Task to carry out >>
Lines with the string "sollecitazione" must each be copied from the listing.

Exercise input >>
———

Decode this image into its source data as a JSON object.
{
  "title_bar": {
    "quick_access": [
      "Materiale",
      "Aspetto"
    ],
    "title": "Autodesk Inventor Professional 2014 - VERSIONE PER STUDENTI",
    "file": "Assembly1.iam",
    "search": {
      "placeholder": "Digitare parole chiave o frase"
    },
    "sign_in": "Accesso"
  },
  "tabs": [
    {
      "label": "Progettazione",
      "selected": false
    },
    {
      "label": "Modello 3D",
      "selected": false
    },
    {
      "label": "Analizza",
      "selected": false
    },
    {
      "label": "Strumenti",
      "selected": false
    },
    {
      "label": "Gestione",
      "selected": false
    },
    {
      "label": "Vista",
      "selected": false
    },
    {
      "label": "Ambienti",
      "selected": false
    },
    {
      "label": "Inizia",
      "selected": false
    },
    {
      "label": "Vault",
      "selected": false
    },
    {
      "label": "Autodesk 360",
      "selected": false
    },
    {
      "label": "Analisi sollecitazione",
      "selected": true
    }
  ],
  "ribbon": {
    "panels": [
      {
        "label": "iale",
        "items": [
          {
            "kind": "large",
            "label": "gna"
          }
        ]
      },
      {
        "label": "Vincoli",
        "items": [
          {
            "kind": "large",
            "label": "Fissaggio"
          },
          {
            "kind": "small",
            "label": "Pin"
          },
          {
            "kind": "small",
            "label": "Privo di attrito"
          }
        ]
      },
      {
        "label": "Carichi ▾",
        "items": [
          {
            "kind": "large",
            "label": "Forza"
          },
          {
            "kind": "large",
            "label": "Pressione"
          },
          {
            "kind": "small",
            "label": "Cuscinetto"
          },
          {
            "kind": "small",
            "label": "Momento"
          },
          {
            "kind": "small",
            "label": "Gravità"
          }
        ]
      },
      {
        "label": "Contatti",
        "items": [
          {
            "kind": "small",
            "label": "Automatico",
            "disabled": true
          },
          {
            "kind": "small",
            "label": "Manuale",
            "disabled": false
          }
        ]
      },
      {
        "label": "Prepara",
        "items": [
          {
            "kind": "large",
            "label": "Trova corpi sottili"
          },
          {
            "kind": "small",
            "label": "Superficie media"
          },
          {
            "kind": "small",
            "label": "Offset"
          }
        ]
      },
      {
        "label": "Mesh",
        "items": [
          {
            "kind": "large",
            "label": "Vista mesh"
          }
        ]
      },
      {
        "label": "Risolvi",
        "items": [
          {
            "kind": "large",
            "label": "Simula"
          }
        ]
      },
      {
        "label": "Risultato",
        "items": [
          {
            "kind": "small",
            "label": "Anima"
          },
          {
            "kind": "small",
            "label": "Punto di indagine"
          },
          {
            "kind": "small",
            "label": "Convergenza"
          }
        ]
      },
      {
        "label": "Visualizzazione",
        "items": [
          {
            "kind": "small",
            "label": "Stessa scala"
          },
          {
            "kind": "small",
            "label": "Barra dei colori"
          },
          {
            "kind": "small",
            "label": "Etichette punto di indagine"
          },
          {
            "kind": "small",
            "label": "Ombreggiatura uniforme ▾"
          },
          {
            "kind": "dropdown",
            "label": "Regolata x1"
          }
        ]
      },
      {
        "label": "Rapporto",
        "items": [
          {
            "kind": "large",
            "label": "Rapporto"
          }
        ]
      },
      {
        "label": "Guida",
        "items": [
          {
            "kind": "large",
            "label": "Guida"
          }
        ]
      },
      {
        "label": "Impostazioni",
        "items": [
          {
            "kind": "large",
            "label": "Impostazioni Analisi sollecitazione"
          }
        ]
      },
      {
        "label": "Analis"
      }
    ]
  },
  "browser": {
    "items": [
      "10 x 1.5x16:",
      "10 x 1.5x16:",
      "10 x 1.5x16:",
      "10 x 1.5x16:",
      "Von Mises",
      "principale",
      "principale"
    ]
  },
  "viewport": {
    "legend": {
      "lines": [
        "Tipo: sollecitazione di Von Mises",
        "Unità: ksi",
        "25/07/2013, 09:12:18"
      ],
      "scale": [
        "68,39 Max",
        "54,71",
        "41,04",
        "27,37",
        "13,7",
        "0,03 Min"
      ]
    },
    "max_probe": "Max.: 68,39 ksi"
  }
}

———

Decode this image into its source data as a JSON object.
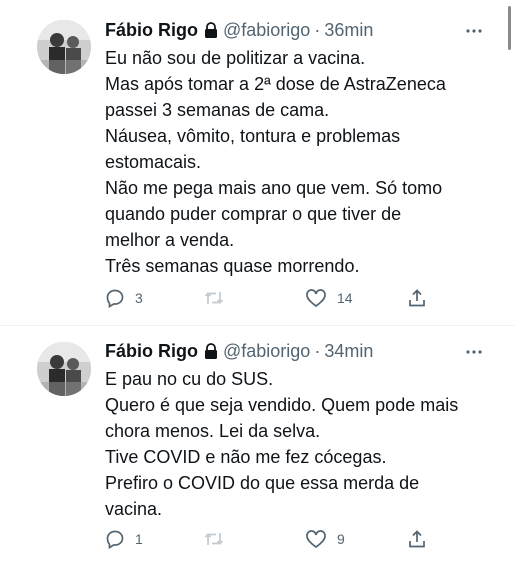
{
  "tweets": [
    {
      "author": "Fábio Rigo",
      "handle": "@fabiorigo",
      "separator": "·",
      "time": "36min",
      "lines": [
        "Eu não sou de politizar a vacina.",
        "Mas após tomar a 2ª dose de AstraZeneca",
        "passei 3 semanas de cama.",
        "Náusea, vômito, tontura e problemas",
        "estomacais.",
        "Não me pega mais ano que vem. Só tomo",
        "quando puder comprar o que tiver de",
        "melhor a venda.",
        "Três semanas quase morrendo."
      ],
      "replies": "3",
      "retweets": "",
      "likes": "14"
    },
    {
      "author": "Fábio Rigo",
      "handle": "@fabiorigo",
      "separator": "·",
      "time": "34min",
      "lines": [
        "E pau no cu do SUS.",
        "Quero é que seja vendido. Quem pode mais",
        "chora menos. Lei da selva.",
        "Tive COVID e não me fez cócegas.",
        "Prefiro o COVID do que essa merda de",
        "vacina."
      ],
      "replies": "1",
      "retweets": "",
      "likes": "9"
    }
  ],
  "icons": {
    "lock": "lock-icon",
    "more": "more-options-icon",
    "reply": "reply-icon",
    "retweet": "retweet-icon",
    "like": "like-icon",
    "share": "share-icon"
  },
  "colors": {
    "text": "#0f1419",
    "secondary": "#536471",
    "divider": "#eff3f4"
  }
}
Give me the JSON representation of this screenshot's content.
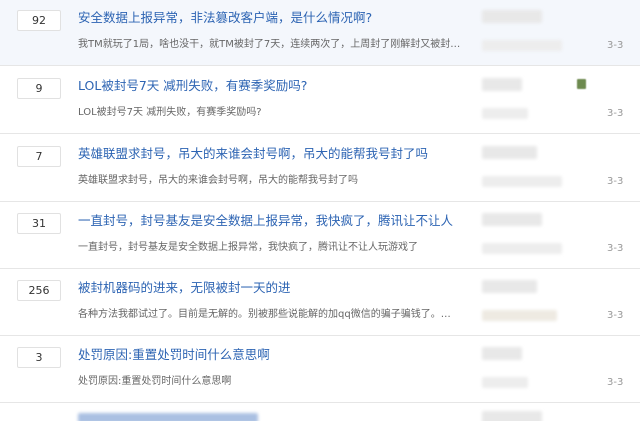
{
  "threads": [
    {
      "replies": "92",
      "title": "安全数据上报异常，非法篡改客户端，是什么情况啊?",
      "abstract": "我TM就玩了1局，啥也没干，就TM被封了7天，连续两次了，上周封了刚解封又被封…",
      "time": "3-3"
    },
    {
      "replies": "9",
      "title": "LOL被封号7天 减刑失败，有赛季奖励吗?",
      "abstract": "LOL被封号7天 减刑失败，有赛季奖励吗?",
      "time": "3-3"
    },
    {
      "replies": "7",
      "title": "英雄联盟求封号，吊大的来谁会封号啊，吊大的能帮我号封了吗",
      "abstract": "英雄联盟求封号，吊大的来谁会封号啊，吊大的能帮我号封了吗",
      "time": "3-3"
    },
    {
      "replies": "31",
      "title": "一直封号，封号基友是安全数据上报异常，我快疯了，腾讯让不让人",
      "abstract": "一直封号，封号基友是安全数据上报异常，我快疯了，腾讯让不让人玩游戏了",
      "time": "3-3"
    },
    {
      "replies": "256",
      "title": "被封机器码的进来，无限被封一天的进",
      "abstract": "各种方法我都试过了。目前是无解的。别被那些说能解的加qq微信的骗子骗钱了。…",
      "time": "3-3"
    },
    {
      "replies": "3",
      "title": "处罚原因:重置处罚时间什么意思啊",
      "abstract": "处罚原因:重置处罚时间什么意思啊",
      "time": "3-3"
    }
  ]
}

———

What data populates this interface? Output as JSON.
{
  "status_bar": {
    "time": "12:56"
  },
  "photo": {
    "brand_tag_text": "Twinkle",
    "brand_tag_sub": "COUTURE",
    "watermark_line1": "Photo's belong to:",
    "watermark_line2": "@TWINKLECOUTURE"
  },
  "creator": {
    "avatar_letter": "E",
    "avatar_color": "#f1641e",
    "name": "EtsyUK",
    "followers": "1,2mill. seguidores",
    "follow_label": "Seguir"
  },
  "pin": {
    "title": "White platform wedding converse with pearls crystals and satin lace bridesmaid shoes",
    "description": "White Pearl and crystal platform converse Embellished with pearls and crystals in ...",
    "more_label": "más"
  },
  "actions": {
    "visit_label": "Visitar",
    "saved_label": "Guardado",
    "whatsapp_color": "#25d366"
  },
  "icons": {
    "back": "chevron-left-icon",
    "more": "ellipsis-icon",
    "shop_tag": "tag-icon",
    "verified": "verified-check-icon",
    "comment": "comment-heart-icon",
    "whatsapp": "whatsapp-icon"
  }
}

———

Answer to the exercise >>
      "label": "Analisi sollecitazione",
            "label": "Impostazioni Analisi sollecitazione"
        "Tipo: sollecitazione di Von Mises",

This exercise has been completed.